→ What to work on: Set the material down again exactly, line by line, skipping each picture.

───── Dataset content

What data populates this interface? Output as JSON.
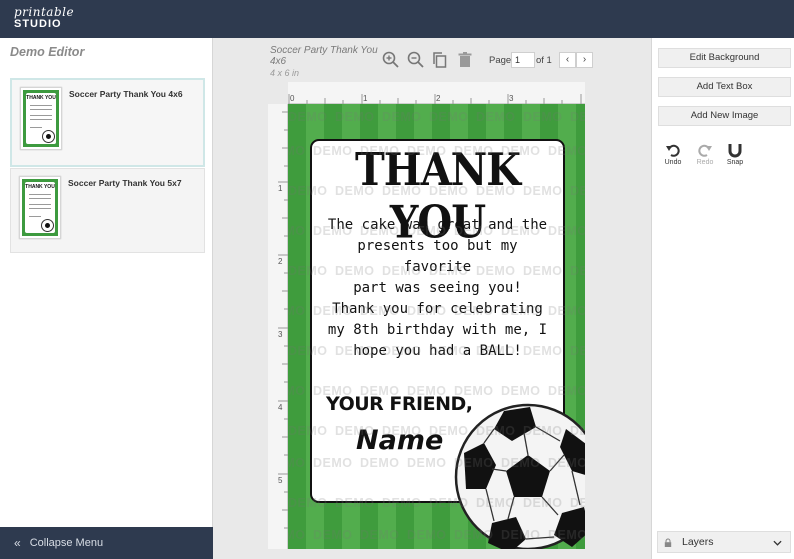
{
  "logo": {
    "line1": "printable",
    "line2": "STUDIO"
  },
  "sidebar": {
    "title": "Demo Editor",
    "templates": [
      {
        "name": "Soccer Party Thank You 4x6",
        "thumb_title": "THANK YOU"
      },
      {
        "name": "Soccer Party Thank You 5x7",
        "thumb_title": "THANK YOU"
      }
    ],
    "collapse_label": "Collapse Menu"
  },
  "document": {
    "title": "Soccer Party Thank You 4x6",
    "size": "4 x 6 in"
  },
  "pager": {
    "label": "Page",
    "current": "1",
    "of": "of 1"
  },
  "ruler": {
    "h": [
      "0",
      "1",
      "2",
      "3"
    ],
    "v": [
      "1",
      "2",
      "3",
      "4",
      "5"
    ]
  },
  "card": {
    "heading": "THANK YOU",
    "message1": [
      "The cake was great and the",
      "presents too but my favorite",
      "part was seeing you!"
    ],
    "message2": [
      "Thank you for celebrating",
      "my 8th birthday with me, I",
      "hope you had a BALL!"
    ],
    "signoff": "YOUR FRIEND,",
    "name": "Name",
    "watermark": "DEMO"
  },
  "right_panel": {
    "edit_background": "Edit Background",
    "add_text_box": "Add Text Box",
    "add_new_image": "Add New Image",
    "undo": "Undo",
    "redo": "Redo",
    "snap": "Snap",
    "layers": "Layers"
  },
  "colors": {
    "topbar": "#2e3a4f",
    "grass_dark": "#3f9c3d",
    "grass_light": "#52ad4d"
  }
}
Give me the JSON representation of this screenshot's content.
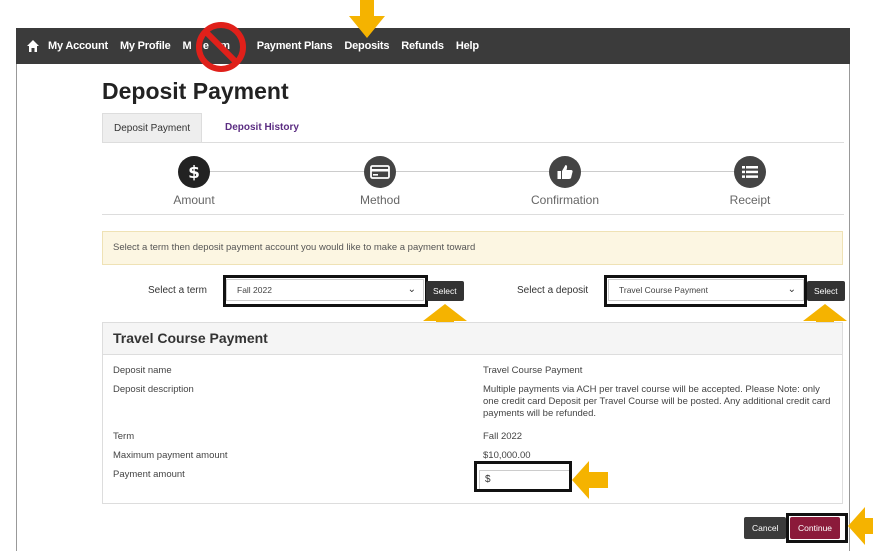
{
  "nav": {
    "items": [
      "My Account",
      "My Profile",
      "Make Payment",
      "Payment Plans",
      "Deposits",
      "Refunds",
      "Help"
    ],
    "make_payment_visible": "M    e    m    t"
  },
  "page": {
    "title": "Deposit Payment"
  },
  "tabs": [
    {
      "label": "Deposit Payment"
    },
    {
      "label": "Deposit History"
    }
  ],
  "steps": [
    {
      "label": "Amount",
      "icon": "dollar-icon"
    },
    {
      "label": "Method",
      "icon": "card-icon"
    },
    {
      "label": "Confirmation",
      "icon": "thumbs-up-icon"
    },
    {
      "label": "Receipt",
      "icon": "list-icon"
    }
  ],
  "notice": "Select a term then deposit payment account you would like to make a payment toward",
  "term": {
    "label": "Select a term",
    "value": "Fall 2022",
    "button": "Select"
  },
  "deposit": {
    "label": "Select a deposit",
    "value": "Travel Course Payment",
    "button": "Select"
  },
  "panel": {
    "title": "Travel Course Payment",
    "rows": [
      {
        "label": "Deposit name",
        "value": "Travel Course Payment"
      },
      {
        "label": "Deposit description",
        "value": "Multiple payments via ACH per travel course will be accepted. Please Note: only one credit card Deposit per Travel Course will be posted. Any additional credit card payments will be refunded."
      },
      {
        "label": "Term",
        "value": "Fall 2022"
      },
      {
        "label": "Maximum payment amount",
        "value": "$10,000.00"
      },
      {
        "label": "Payment amount",
        "value": "$"
      }
    ]
  },
  "buttons": {
    "cancel": "Cancel",
    "continue": "Continue"
  },
  "colors": {
    "navbar": "#3b3b3b",
    "accent": "#8b1a3a",
    "tab_link": "#5b2d82",
    "arrow": "#f5b300",
    "no_sign": "#e0201a"
  }
}
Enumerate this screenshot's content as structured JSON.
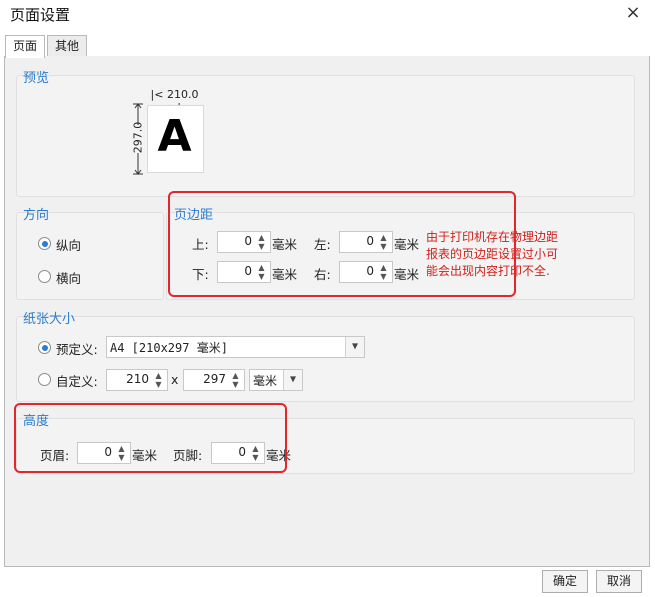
{
  "window": {
    "title": "页面设置",
    "close_icon": "×"
  },
  "tabs": [
    {
      "label": "页面"
    },
    {
      "label": "其他"
    }
  ],
  "preview": {
    "group_label": "预览",
    "width": "210.0",
    "height": "297.0",
    "letter": "A"
  },
  "orientation": {
    "group_label": "方向",
    "portrait": "纵向",
    "landscape": "横向",
    "selected": "portrait"
  },
  "margins": {
    "group_label": "页边距",
    "top_label": "上:",
    "top_value": "0",
    "top_unit": "毫米",
    "left_label": "左:",
    "left_value": "0",
    "left_unit": "毫米",
    "bottom_label": "下:",
    "bottom_value": "0",
    "bottom_unit": "毫米",
    "right_label": "右:",
    "right_value": "0",
    "right_unit": "毫米",
    "note_lines": [
      "由于打印机存在物理边距",
      "报表的页边距设置过小可",
      "能会出现内容打印不全."
    ]
  },
  "paper": {
    "group_label": "纸张大小",
    "predefined_label": "预定义:",
    "predefined_value": "A4 [210x297 毫米]",
    "custom_label": "自定义:",
    "custom_width": "210",
    "times": "x",
    "custom_height": "297",
    "unit": "毫米"
  },
  "height": {
    "group_label": "高度",
    "header_label": "页眉:",
    "header_value": "0",
    "header_unit": "毫米",
    "footer_label": "页脚:",
    "footer_value": "0",
    "footer_unit": "毫米"
  },
  "buttons": {
    "ok": "确定",
    "cancel": "取消"
  },
  "colors": {
    "accent": "#2b7bd0",
    "annotation": "#e2262b"
  }
}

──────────

→ Final answer:
What data populates this interface? Output as JSON.
{
  "logo": {
    "line1": "printable",
    "line2": "STUDIO"
  },
  "sidebar": {
    "title": "Demo Editor",
    "templates": [
      {
        "name": "Soccer Party Thank You 4x6",
        "thumb_title": "THANK YOU"
      },
      {
        "name": "Soccer Party Thank You 5x7",
        "thumb_title": "THANK YOU"
      }
    ],
    "collapse_label": "Collapse Menu"
  },
  "document": {
    "title": "Soccer Party Thank You 4x6",
    "size": "4 x 6 in"
  },
  "pager": {
    "label": "Page",
    "current": "1",
    "of": "of 1"
  },
  "ruler": {
    "h": [
      "0",
      "1",
      "2",
      "3"
    ],
    "v": [
      "1",
      "2",
      "3",
      "4",
      "5"
    ]
  },
  "card": {
    "heading": "THANK YOU",
    "message1": [
      "The cake was great and the",
      "presents too but my favorite",
      "part was seeing you!"
    ],
    "message2": [
      "Thank you for celebrating",
      "my 8th birthday with me, I",
      "hope you had a BALL!"
    ],
    "signoff": "YOUR FRIEND,",
    "name": "Name",
    "watermark": "DEMO"
  },
  "right_panel": {
    "edit_background": "Edit Background",
    "add_text_box": "Add Text Box",
    "add_new_image": "Add New Image",
    "undo": "Undo",
    "redo": "Redo",
    "snap": "Snap",
    "layers": "Layers"
  },
  "colors": {
    "topbar": "#2e3a4f",
    "grass_dark": "#3f9c3d",
    "grass_light": "#52ad4d"
  }
}
Give me the JSON representation of this screenshot's content.
{
  "nav": {
    "items": [
      "My Account",
      "My Profile",
      "Make Payment",
      "Payment Plans",
      "Deposits",
      "Refunds",
      "Help"
    ],
    "make_payment_visible": "M    e    m    t"
  },
  "page": {
    "title": "Deposit Payment"
  },
  "tabs": [
    {
      "label": "Deposit Payment"
    },
    {
      "label": "Deposit History"
    }
  ],
  "steps": [
    {
      "label": "Amount",
      "icon": "dollar-icon"
    },
    {
      "label": "Method",
      "icon": "card-icon"
    },
    {
      "label": "Confirmation",
      "icon": "thumbs-up-icon"
    },
    {
      "label": "Receipt",
      "icon": "list-icon"
    }
  ],
  "notice": "Select a term then deposit payment account you would like to make a payment toward",
  "term": {
    "label": "Select a term",
    "value": "Fall 2022",
    "button": "Select"
  },
  "deposit": {
    "label": "Select a deposit",
    "value": "Travel Course Payment",
    "button": "Select"
  },
  "panel": {
    "title": "Travel Course Payment",
    "rows": [
      {
        "label": "Deposit name",
        "value": "Travel Course Payment"
      },
      {
        "label": "Deposit description",
        "value": "Multiple payments via ACH per travel course will be accepted. Please Note: only one credit card Deposit per Travel Course will be posted. Any additional credit card payments will be refunded."
      },
      {
        "label": "Term",
        "value": "Fall 2022"
      },
      {
        "label": "Maximum payment amount",
        "value": "$10,000.00"
      },
      {
        "label": "Payment amount",
        "value": "$"
      }
    ]
  },
  "buttons": {
    "cancel": "Cancel",
    "continue": "Continue"
  },
  "colors": {
    "navbar": "#3b3b3b",
    "accent": "#8b1a3a",
    "tab_link": "#5b2d82",
    "arrow": "#f5b300",
    "no_sign": "#e0201a"
  }
}
Enumerate this screenshot's content as structured JSON.
{
  "window": {
    "title": "页面设置",
    "close_icon": "×"
  },
  "tabs": [
    {
      "label": "页面"
    },
    {
      "label": "其他"
    }
  ],
  "preview": {
    "group_label": "预览",
    "width": "210.0",
    "height": "297.0",
    "letter": "A"
  },
  "orientation": {
    "group_label": "方向",
    "portrait": "纵向",
    "landscape": "横向",
    "selected": "portrait"
  },
  "margins": {
    "group_label": "页边距",
    "top_label": "上:",
    "top_value": "0",
    "top_unit": "毫米",
    "left_label": "左:",
    "left_value": "0",
    "left_unit": "毫米",
    "bottom_label": "下:",
    "bottom_value": "0",
    "bottom_unit": "毫米",
    "right_label": "右:",
    "right_value": "0",
    "right_unit": "毫米",
    "note_lines": [
      "由于打印机存在物理边距",
      "报表的页边距设置过小可",
      "能会出现内容打印不全."
    ]
  },
  "paper": {
    "group_label": "纸张大小",
    "predefined_label": "预定义:",
    "predefined_value": "A4 [210x297 毫米]",
    "custom_label": "自定义:",
    "custom_width": "210",
    "times": "x",
    "custom_height": "297",
    "unit": "毫米"
  },
  "height": {
    "group_label": "高度",
    "header_label": "页眉:",
    "header_value": "0",
    "header_unit": "毫米",
    "footer_label": "页脚:",
    "footer_value": "0",
    "footer_unit": "毫米"
  },
  "buttons": {
    "ok": "确定",
    "cancel": "取消"
  },
  "colors": {
    "accent": "#2b7bd0",
    "annotation": "#e2262b"
  }
}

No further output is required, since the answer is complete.